Problem of "Demoting to float"

This is one kernel function:

__global__ void get_lpfOff2(float *lpfSig3, float *carrFreq, float *remCarrPhase, float *lpfOff2, int N)


    int i = blockDim.x * blockIdx.x + threadIdx.x;

    if (i < N)


	int j = i%(9999*2);

	if (j >= 10000)


	    lpfOff2[i] = 0;




	    int k = i/(9999*2);

	    float m = carrFreq[k];

	    float n = remCarrPhase[k];

	    float alpha = -2*Pi*m*float(j)/5e6+n;

	    if (i % 2 == 0)

		lpfOff2[i] = lpfSig3[i]*cos(alpha)-lpfSig3[i+1]*sin(alpha);


		lpfOff2[i] = lpfSig3[i-1]*sin(alpha)+lpfSig3[i]*cos(alpha);




When I compiled it, I got this warning:

ptxas /tmp/tmpxft_00004262_00000000-5_gpsCodeProcess.compute_10.ptx, line 2095; warning : Double is not supported. Demoting to float

Can anyone help me figure out why?

I think because of this double to float issue, my data processing result is not correct. But I dont know how to fix it.


What GPU are you using? Double precision is only supported from compute capability 1.3 onwards. nvcc however defaults to compute capability 1.0 (which is what you are compiling for at the moment, as the file name indicates). If you have a compute capability 1.3 device, compile with [font=“Courier New”]nvcc -arch sm_13[/font] (or [font=“Courier New”]sm_20[/font] or [font=“Courier New”]sm_21[/font] for 2.0 resp. 2.1). If you want the code to also run on newer devices, use [font=“Courier New”]compute_13[/font] (or [font=“Courier New”]compute_20[/font] or [font=“Courier New”]compute_21[/font]) instead and the just-in-time compiler will be invoked each time the program is started to compile for the actual GPU present.

Looking at your code, you’re not actually using double precision anywhere, which makes the error a little odd. Most likely Pi is defined as a double precision constant, and thus gets cast to single precision to match the rest of the expression.

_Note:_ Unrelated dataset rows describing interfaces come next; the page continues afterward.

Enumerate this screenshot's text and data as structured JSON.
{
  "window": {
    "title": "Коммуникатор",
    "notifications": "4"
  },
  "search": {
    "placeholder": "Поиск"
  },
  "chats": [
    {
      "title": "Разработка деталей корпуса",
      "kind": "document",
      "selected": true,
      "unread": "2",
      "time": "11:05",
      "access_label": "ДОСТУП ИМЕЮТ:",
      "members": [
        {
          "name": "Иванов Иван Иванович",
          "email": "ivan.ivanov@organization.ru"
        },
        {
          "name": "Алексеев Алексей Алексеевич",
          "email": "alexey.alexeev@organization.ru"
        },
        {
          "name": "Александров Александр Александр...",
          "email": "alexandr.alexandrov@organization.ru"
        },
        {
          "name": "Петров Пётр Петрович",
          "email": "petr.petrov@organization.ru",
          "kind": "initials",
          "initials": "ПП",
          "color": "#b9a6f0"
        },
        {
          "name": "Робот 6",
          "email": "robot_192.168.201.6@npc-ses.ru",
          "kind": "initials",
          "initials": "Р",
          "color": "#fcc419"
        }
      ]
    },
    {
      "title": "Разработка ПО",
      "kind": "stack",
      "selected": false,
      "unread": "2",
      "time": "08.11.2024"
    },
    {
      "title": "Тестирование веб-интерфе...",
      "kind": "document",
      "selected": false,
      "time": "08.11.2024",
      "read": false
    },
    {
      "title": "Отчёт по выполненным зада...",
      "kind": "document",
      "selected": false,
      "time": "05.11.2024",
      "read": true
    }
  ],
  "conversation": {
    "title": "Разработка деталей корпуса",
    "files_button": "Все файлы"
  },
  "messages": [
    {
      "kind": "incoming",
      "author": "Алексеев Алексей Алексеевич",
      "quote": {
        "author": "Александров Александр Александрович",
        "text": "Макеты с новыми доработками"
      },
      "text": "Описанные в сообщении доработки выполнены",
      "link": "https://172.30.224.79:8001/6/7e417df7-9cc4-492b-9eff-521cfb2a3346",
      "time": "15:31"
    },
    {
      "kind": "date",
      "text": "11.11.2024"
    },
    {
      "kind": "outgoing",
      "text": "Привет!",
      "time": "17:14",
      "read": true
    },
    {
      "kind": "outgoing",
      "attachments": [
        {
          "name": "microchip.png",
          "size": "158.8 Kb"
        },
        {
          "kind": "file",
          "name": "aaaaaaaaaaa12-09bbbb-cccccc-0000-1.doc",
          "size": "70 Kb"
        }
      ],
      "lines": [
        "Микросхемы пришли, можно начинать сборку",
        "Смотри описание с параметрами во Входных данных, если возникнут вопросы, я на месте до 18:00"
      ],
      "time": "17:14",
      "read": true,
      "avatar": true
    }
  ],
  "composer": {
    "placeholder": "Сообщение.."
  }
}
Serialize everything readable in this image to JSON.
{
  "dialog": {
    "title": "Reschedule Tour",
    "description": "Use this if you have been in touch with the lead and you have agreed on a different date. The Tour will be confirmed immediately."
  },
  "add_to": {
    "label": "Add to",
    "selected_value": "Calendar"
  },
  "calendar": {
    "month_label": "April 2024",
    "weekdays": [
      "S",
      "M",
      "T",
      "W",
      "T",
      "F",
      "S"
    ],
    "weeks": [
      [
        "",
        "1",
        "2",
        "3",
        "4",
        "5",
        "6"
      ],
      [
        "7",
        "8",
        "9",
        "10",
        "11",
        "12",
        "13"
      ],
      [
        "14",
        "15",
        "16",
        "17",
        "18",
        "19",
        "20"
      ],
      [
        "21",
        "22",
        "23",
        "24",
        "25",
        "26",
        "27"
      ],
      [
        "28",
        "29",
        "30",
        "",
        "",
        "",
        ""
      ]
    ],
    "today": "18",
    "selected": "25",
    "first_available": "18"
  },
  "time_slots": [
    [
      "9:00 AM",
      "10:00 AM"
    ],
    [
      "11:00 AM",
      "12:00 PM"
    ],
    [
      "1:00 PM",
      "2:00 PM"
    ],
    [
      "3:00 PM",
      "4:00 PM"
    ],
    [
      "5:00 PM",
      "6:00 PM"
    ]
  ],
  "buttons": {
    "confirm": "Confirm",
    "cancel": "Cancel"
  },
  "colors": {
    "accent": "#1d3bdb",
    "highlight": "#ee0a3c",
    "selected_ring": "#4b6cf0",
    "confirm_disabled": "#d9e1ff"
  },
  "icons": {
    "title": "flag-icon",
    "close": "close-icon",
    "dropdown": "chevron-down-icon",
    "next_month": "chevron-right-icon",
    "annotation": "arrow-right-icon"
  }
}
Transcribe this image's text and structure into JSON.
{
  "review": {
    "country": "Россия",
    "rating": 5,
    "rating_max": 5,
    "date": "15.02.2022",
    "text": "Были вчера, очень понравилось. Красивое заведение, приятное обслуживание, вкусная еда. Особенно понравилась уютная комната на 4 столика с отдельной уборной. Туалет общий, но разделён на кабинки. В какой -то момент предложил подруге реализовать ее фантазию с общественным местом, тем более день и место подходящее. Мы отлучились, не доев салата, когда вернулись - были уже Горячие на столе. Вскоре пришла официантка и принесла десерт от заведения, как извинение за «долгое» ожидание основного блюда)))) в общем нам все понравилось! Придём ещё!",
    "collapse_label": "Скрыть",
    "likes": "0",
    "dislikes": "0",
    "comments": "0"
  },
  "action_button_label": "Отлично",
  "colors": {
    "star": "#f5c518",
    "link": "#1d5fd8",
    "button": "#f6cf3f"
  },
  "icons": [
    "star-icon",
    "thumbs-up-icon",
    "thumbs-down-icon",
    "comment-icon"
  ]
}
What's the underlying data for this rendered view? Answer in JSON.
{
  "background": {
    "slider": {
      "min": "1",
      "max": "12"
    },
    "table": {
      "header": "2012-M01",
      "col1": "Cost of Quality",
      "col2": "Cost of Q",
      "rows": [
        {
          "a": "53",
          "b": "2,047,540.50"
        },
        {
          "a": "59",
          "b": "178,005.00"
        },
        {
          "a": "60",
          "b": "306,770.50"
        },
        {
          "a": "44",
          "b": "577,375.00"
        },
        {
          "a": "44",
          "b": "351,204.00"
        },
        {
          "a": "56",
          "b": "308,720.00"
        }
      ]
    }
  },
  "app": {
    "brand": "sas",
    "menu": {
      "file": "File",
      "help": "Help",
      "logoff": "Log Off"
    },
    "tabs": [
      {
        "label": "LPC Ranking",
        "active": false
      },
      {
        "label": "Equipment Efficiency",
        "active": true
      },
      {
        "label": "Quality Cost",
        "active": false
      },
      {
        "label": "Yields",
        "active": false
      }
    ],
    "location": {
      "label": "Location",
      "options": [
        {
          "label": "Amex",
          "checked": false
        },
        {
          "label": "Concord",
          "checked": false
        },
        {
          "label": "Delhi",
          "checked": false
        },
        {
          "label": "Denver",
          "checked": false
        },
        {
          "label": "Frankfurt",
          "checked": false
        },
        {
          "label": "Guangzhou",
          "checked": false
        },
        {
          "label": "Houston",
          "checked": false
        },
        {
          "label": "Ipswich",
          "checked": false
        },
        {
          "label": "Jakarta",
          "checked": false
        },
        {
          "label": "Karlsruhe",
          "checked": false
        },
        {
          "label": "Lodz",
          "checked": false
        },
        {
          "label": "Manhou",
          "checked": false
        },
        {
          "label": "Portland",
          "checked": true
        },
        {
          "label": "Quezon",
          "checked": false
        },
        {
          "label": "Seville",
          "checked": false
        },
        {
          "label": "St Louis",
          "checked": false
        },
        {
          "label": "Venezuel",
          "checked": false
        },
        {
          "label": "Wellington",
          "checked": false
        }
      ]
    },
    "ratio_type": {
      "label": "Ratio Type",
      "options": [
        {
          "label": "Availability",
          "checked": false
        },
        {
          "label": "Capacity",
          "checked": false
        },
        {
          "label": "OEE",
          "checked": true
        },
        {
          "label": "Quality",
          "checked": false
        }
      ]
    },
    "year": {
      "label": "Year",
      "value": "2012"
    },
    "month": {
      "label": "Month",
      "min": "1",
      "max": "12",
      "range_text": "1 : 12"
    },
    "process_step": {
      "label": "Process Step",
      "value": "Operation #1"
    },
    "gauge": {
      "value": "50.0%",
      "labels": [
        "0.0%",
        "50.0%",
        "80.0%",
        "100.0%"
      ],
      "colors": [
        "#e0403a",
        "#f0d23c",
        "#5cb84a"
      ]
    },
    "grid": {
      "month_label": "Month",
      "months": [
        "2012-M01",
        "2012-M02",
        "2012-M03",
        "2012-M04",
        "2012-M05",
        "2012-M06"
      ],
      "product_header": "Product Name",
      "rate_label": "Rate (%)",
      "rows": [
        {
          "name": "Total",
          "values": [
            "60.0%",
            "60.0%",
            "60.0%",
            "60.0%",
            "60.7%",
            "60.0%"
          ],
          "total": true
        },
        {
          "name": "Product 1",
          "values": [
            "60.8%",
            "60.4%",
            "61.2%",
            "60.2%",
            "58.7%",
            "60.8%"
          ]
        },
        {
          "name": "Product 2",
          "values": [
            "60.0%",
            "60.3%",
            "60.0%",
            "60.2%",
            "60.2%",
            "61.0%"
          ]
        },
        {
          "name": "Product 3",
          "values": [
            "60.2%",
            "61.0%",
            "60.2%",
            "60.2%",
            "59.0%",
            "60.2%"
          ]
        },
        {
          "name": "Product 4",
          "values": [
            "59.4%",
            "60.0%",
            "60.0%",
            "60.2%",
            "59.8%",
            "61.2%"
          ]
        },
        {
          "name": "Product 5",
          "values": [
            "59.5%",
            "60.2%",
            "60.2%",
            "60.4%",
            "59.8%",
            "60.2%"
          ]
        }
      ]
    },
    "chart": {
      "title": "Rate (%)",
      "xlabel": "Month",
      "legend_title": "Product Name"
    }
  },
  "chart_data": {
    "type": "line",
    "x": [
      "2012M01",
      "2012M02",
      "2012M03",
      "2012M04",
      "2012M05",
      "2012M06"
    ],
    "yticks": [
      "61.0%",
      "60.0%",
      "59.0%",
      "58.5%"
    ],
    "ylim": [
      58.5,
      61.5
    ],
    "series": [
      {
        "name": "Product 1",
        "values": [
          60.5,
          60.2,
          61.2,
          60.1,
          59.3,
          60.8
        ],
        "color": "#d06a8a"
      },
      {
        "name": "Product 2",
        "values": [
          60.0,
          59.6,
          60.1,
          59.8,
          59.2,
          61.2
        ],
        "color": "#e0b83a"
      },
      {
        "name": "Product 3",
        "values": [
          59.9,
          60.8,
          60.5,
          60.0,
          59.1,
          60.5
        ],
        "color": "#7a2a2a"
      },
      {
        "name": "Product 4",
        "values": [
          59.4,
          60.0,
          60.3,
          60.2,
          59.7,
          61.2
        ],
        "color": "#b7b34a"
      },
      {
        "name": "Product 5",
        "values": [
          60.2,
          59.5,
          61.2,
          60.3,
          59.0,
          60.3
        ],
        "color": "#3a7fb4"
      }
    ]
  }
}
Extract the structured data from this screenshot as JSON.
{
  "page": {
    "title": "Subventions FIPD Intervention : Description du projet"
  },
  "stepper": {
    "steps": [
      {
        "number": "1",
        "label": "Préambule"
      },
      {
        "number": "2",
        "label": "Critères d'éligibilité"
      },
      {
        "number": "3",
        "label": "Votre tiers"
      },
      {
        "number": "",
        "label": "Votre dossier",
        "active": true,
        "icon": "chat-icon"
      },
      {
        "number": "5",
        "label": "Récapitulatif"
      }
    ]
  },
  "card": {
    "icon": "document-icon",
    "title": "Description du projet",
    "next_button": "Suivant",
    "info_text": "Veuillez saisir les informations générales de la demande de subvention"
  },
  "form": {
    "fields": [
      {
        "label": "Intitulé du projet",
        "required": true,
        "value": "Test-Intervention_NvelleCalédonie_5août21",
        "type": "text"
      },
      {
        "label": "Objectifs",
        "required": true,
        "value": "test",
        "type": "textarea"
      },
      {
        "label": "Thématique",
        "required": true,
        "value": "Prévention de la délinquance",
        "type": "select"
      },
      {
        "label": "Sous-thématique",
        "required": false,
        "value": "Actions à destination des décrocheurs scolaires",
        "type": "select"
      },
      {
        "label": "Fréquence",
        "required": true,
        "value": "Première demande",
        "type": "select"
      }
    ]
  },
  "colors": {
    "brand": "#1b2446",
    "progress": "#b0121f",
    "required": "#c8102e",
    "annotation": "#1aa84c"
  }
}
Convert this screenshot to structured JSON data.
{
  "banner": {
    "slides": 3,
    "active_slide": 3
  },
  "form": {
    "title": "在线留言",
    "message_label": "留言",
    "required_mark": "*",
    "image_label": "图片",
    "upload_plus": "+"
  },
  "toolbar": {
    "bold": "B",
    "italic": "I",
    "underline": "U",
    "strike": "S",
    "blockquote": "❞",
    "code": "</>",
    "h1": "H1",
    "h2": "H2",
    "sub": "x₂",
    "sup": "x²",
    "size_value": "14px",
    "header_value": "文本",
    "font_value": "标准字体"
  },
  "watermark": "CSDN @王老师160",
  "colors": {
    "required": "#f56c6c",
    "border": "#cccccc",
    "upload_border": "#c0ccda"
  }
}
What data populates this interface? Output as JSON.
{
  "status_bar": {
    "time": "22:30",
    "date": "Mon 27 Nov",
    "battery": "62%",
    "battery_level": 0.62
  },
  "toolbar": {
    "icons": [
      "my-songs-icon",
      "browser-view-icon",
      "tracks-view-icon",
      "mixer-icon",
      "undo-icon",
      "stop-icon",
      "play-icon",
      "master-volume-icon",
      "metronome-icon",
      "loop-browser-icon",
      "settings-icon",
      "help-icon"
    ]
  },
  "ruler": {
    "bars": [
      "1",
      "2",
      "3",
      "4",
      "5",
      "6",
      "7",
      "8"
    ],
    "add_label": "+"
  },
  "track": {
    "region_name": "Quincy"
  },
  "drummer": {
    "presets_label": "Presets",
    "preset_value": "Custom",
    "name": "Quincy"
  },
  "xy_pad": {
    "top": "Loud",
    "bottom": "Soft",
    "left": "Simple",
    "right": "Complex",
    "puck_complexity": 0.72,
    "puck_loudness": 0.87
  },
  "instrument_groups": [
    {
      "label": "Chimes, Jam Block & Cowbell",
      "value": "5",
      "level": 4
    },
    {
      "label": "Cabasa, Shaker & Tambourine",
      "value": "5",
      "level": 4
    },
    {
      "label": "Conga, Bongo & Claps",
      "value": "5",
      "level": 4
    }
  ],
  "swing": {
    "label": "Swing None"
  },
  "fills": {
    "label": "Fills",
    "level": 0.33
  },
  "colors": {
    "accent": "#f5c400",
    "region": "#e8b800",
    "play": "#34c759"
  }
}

Be careful that you use literal floats in your code - i.e. 2.0f rather than 2.0, since the compiler interprets 2.0 to be a literal double, which can lead to performance issues if the compiler decides to do some subexpression in double precision when you’re trying to use single precision, which it appears to be trying to do here.

I would suggest to follow Tera’s advice. If you actually intend to ccompile for sm_10, you would want to make the code “float clean”. To do so, convert all floating-point literals, such as “5e6”, to their single-precision equivalent by appending an ‘f’ (“5e6f” in this example). By default floating-point literals are of type double in C/C++. It might also make sense to explicitly invoke the single-precision variants of all math functions, i.e. use “sinf()” and “cosf()” instead of “sin()” and “cos()”.

Although it probably does not matter here (the code looks memory bound) as a general performance consideration it might make sense to use the function sincosf() which conveniently computes the sine and cosine of the input argument, faster than they can be computed separately:

float sin_alpha, cos_alpha;

sincosf (alpha, &sin_alpha, &cos_alpha);

if (i % 2 == 0) {

    lpfOff2[i] = lpfSig3[i]*cos_alpha-lpfSig3[i+1]*sin_alpha;

} else {

    lpfOff2[i] = lpfSig3[i-1]*sin_alpha+lpfSig3[i]*cos_alpha;